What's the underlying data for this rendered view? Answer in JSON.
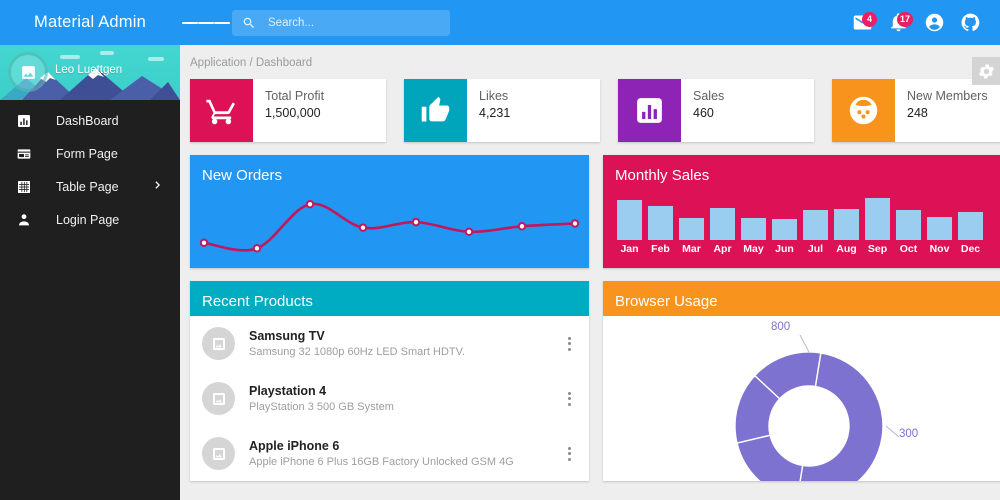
{
  "brand": {
    "title": "Material Admin"
  },
  "profile": {
    "name": "Leo Luettgen",
    "avatar_icon": "image-icon"
  },
  "sidebar": {
    "items": [
      {
        "label": "DashBoard",
        "icon": "bar-chart-icon",
        "has_chevron": false
      },
      {
        "label": "Form Page",
        "icon": "form-icon",
        "has_chevron": false
      },
      {
        "label": "Table Page",
        "icon": "grid-icon",
        "has_chevron": true
      },
      {
        "label": "Login Page",
        "icon": "person-icon",
        "has_chevron": false
      }
    ]
  },
  "topbar": {
    "menu_icon": "hamburger-icon",
    "search": {
      "placeholder": "Search...",
      "value": "",
      "icon": "search-icon"
    },
    "actions": [
      {
        "name": "mail-icon",
        "badge": "4"
      },
      {
        "name": "bell-icon",
        "badge": "17"
      },
      {
        "name": "account-circle-icon",
        "badge": ""
      },
      {
        "name": "github-icon",
        "badge": ""
      }
    ]
  },
  "content": {
    "breadcrumb": "Application / Dashboard",
    "settings_icon": "gear-icon"
  },
  "stats": [
    {
      "label": "Total Profit",
      "value": "1,500,000",
      "icon": "cart-icon",
      "color": "#dd1155"
    },
    {
      "label": "Likes",
      "value": "4,231",
      "icon": "thumb-up-icon",
      "color": "#00a5bb"
    },
    {
      "label": "Sales",
      "value": "460",
      "icon": "bar-chart-icon",
      "color": "#8e24b5"
    },
    {
      "label": "New Members",
      "value": "248",
      "icon": "face-icon",
      "color": "#f8941d"
    }
  ],
  "panels": {
    "new_orders": {
      "title": "New Orders",
      "bg": "#2196f3"
    },
    "monthly_sales": {
      "title": "Monthly Sales",
      "bg": "#dd1155"
    },
    "recent_products": {
      "title": "Recent Products",
      "bg": "#00acc1"
    },
    "browser_usage": {
      "title": "Browser Usage",
      "bg": "#f8941d"
    }
  },
  "products": [
    {
      "name": "Samsung TV",
      "desc": "Samsung 32 1080p 60Hz LED Smart HDTV.",
      "thumb": "image-icon",
      "menu": "more-vert-icon"
    },
    {
      "name": "Playstation 4",
      "desc": "PlayStation 3 500 GB System",
      "thumb": "image-icon",
      "menu": "more-vert-icon"
    },
    {
      "name": "Apple iPhone 6",
      "desc": "Apple iPhone 6 Plus 16GB Factory Unlocked GSM 4G",
      "thumb": "image-icon",
      "menu": "more-vert-icon"
    }
  ],
  "chart_data": [
    {
      "type": "line",
      "title": "New Orders",
      "x": [
        1,
        2,
        3,
        4,
        5,
        6,
        7,
        8
      ],
      "values": [
        22,
        14,
        78,
        44,
        52,
        38,
        46,
        50
      ],
      "series": [
        {
          "name": "New Orders",
          "values": [
            22,
            14,
            78,
            44,
            52,
            38,
            46,
            50
          ]
        }
      ],
      "xlabel": "",
      "ylabel": "",
      "ylim": [
        0,
        100
      ],
      "line_color": "#c2185b",
      "point_color": "#ffffff",
      "grid": false,
      "legend": "none"
    },
    {
      "type": "bar",
      "title": "Monthly Sales",
      "categories": [
        "Jan",
        "Feb",
        "Mar",
        "Apr",
        "May",
        "Jun",
        "Jul",
        "Aug",
        "Sep",
        "Oct",
        "Nov",
        "Dec"
      ],
      "values": [
        44,
        38,
        25,
        36,
        25,
        23,
        33,
        35,
        47,
        33,
        26,
        31
      ],
      "xlabel": "",
      "ylabel": "",
      "ylim": [
        0,
        50
      ],
      "bar_color": "#9bcdf0",
      "grid": false,
      "legend": "none"
    },
    {
      "type": "pie",
      "title": "Browser Usage",
      "labels": [
        "800",
        "300",
        "",
        ""
      ],
      "values": [
        800,
        300,
        250,
        250
      ],
      "annotations": [
        "800",
        "300"
      ],
      "colors": [
        "#7d72d0",
        "#7d72d0",
        "#7d72d0",
        "#7d72d0"
      ],
      "legend": "none",
      "donut": true
    }
  ]
}
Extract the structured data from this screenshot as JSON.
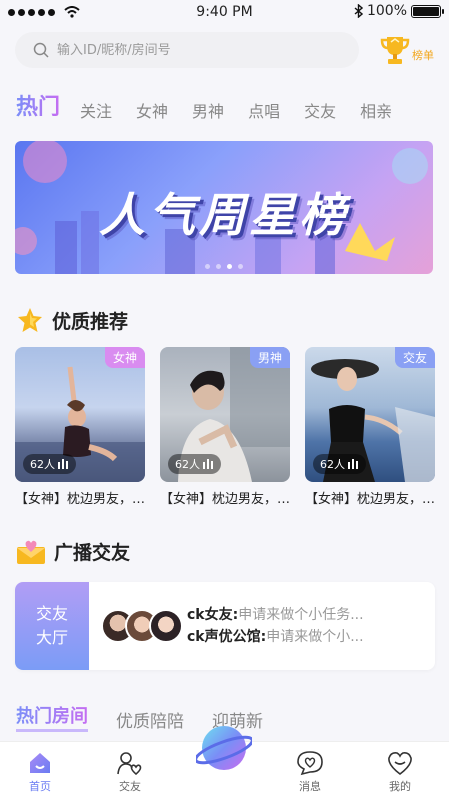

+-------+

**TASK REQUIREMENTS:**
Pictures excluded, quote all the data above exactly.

**RESPONSE BOX:**
What's the underlying data for this rendered view? Answer in JSON.
{
  "brand": {
    "title": "Material Admin"
  },
  "profile": {
    "name": "Leo Luettgen",
    "avatar_icon": "image-icon"
  },
  "sidebar": {
    "items": [
      {
        "label": "DashBoard",
        "icon": "bar-chart-icon",
        "has_chevron": false
      },
      {
        "label": "Form Page",
        "icon": "form-icon",
        "has_chevron": false
      },
      {
        "label": "Table Page",
        "icon": "grid-icon",
        "has_chevron": true
      },
      {
        "label": "Login Page",
        "icon": "person-icon",
        "has_chevron": false
      }
    ]
  },
  "topbar": {
    "menu_icon": "hamburger-icon",
    "search": {
      "placeholder": "Search...",
      "value": "",
      "icon": "search-icon"
    },
    "actions": [
      {
        "name": "mail-icon",
        "badge": "4"
      },
      {
        "name": "bell-icon",
        "badge": "17"
      },
      {
        "name": "account-circle-icon",
        "badge": ""
      },
      {
        "name": "github-icon",
        "badge": ""
      }
    ]
  },
  "content": {
    "breadcrumb": "Application / Dashboard",
    "settings_icon": "gear-icon"
  },
  "stats": [
    {
      "label": "Total Profit",
      "value": "1,500,000",
      "icon": "cart-icon",
      "color": "#dd1155"
    },
    {
      "label": "Likes",
      "value": "4,231",
      "icon": "thumb-up-icon",
      "color": "#00a5bb"
    },
    {
      "label": "Sales",
      "value": "460",
      "icon": "bar-chart-icon",
      "color": "#8e24b5"
    },
    {
      "label": "New Members",
      "value": "248",
      "icon": "face-icon",
      "color": "#f8941d"
    }
  ],
  "panels": {
    "new_orders": {
      "title": "New Orders",
      "bg": "#2196f3"
    },
    "monthly_sales": {
      "title": "Monthly Sales",
      "bg": "#dd1155"
    },
    "recent_products": {
      "title": "Recent Products",
      "bg": "#00acc1"
    },
    "browser_usage": {
      "title": "Browser Usage",
      "bg": "#f8941d"
    }
  },
  "products": [
    {
      "name": "Samsung TV",
      "desc": "Samsung 32 1080p 60Hz LED Smart HDTV.",
      "thumb": "image-icon",
      "menu": "more-vert-icon"
    },
    {
      "name": "Playstation 4",
      "desc": "PlayStation 3 500 GB System",
      "thumb": "image-icon",
      "menu": "more-vert-icon"
    },
    {
      "name": "Apple iPhone 6",
      "desc": "Apple iPhone 6 Plus 16GB Factory Unlocked GSM 4G",
      "thumb": "image-icon",
      "menu": "more-vert-icon"
    }
  ],
  "chart_data": [
    {
      "type": "line",
      "title": "New Orders",
      "x": [
        1,
        2,
        3,
        4,
        5,
        6,
        7,
        8
      ],
      "values": [
        22,
        14,
        78,
        44,
        52,
        38,
        46,
        50
      ],
      "series": [
        {
          "name": "New Orders",
          "values": [
            22,
            14,
            78,
            44,
            52,
            38,
            46,
            50
          ]
        }
      ],
      "xlabel": "",
      "ylabel": "",
      "ylim": [
        0,
        100
      ],
      "line_color": "#c2185b",
      "point_color": "#ffffff",
      "grid": false,
      "legend": "none"
    },
    {
      "type": "bar",
      "title": "Monthly Sales",
      "categories": [
        "Jan",
        "Feb",
        "Mar",
        "Apr",
        "May",
        "Jun",
        "Jul",
        "Aug",
        "Sep",
        "Oct",
        "Nov",
        "Dec"
      ],
      "values": [
        44,
        38,
        25,
        36,
        25,
        23,
        33,
        35,
        47,
        33,
        26,
        31
      ],
      "xlabel": "",
      "ylabel": "",
      "ylim": [
        0,
        50
      ],
      "bar_color": "#9bcdf0",
      "grid": false,
      "legend": "none"
    },
    {
      "type": "pie",
      "title": "Browser Usage",
      "labels": [
        "800",
        "300",
        "",
        ""
      ],
      "values": [
        800,
        300,
        250,
        250
      ],
      "annotations": [
        "800",
        "300"
      ],
      "colors": [
        "#7d72d0",
        "#7d72d0",
        "#7d72d0",
        "#7d72d0"
      ],
      "legend": "none",
      "donut": true
    }
  ]
}
Extract the structured data from this screenshot as JSON.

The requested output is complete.